## WHAT THE TASK REQUIRES
Throughout the listing that follows, find each line with the word "logo" and copy it.

#### THE DATA ####

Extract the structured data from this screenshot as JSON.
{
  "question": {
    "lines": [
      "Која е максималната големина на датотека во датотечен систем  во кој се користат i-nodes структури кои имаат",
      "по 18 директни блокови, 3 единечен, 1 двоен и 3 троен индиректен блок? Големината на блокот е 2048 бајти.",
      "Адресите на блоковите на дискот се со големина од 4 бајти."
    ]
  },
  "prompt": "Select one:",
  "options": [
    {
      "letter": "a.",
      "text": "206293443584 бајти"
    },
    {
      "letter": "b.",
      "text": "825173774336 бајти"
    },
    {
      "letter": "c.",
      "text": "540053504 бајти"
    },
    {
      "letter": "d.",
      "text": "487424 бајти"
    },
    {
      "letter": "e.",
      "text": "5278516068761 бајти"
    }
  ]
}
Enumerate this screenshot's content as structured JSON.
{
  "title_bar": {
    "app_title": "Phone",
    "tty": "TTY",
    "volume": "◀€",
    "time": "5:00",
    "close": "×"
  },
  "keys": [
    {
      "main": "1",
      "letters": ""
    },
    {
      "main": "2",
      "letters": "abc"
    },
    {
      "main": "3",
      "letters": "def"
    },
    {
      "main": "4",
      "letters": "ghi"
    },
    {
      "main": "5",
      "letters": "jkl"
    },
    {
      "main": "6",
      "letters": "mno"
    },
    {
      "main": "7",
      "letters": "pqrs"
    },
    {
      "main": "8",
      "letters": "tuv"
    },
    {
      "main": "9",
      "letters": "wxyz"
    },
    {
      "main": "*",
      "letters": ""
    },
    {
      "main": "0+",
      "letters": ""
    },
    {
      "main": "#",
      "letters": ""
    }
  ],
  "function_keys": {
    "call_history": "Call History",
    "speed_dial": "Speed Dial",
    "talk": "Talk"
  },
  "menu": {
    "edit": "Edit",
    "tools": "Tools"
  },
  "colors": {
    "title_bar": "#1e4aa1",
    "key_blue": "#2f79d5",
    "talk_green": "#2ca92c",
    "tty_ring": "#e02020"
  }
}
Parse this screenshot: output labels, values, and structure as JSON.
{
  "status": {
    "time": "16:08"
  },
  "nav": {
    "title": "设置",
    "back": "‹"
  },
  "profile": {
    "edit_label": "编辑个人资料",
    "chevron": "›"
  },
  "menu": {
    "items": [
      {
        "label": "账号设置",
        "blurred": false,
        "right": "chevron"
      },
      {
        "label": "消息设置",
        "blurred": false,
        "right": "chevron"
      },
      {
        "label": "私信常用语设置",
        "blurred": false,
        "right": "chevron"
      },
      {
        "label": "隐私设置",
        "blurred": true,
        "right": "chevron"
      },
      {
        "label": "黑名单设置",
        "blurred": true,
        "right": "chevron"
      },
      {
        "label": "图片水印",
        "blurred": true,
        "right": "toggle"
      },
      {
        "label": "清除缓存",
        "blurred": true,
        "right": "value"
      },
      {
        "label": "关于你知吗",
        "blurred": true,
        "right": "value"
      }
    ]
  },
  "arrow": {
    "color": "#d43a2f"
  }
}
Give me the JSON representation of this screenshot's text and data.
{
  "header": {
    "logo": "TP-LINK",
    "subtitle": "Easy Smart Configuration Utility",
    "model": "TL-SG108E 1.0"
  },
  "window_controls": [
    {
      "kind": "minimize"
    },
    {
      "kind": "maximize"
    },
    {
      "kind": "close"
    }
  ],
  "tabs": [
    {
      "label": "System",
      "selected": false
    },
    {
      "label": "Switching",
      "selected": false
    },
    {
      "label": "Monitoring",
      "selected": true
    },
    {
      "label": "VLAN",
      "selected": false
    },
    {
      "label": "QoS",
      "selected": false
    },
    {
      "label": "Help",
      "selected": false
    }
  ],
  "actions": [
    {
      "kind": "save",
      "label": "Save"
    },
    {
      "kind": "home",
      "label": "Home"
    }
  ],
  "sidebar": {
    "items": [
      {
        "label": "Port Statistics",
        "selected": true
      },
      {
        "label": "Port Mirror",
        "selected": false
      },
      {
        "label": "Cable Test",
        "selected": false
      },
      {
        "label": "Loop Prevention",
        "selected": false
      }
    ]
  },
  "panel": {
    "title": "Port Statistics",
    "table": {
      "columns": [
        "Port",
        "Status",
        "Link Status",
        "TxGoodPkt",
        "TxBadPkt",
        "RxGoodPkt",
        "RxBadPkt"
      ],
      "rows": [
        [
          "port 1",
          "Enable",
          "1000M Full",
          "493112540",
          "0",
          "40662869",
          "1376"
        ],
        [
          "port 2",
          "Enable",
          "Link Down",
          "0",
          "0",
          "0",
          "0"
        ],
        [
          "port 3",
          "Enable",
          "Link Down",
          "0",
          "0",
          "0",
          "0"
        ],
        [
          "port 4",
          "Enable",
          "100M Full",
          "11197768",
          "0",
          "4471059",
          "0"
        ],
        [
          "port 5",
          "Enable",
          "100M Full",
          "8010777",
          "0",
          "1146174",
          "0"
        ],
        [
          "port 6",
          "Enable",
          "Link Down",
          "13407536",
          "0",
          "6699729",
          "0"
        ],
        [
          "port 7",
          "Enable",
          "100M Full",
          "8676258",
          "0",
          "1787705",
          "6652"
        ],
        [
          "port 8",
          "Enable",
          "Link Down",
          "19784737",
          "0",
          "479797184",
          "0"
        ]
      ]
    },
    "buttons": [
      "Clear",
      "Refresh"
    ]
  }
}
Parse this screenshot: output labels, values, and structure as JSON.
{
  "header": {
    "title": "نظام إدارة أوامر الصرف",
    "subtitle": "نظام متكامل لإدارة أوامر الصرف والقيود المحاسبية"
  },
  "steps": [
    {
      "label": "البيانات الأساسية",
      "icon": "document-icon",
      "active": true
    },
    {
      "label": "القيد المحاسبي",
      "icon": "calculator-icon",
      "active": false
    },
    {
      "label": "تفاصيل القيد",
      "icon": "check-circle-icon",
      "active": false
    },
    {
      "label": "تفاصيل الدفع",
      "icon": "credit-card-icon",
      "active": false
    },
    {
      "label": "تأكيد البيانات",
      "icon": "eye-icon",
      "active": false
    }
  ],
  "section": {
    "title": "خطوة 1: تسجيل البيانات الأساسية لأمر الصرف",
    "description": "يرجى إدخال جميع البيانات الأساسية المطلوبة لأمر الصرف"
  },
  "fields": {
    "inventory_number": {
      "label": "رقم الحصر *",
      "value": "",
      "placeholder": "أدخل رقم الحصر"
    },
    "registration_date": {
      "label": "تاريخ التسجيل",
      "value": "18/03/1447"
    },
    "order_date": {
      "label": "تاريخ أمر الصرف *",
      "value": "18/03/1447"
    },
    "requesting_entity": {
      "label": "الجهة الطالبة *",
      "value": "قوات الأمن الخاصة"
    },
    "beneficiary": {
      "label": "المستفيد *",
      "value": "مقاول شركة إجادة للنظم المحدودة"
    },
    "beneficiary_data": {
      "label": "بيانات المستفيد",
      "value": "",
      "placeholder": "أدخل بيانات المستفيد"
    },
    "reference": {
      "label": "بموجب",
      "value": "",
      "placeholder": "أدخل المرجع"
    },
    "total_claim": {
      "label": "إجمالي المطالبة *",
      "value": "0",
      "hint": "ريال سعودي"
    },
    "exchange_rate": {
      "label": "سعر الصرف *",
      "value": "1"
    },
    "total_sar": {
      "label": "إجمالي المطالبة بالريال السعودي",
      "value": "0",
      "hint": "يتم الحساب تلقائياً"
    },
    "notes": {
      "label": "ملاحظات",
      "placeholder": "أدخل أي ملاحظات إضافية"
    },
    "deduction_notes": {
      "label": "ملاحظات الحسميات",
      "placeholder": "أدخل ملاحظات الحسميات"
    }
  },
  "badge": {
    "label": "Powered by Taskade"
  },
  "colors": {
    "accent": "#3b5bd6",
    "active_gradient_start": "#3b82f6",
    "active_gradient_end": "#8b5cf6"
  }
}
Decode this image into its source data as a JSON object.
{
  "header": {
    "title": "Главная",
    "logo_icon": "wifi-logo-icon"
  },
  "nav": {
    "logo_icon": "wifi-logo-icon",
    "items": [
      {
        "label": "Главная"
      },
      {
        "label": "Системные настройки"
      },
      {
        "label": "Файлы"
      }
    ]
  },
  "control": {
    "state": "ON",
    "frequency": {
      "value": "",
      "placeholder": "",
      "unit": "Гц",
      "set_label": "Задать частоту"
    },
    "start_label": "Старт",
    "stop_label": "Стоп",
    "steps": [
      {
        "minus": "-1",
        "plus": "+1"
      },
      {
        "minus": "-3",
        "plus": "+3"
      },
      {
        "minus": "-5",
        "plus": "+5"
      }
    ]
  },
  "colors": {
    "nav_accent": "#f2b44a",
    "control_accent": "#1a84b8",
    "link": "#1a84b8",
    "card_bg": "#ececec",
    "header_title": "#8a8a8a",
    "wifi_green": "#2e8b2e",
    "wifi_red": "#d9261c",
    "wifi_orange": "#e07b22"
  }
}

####

## COMPLETED EXERCISE
    "logo": "TP-LINK",
    "logo_icon": "wifi-logo-icon"
    "logo_icon": "wifi-logo-icon",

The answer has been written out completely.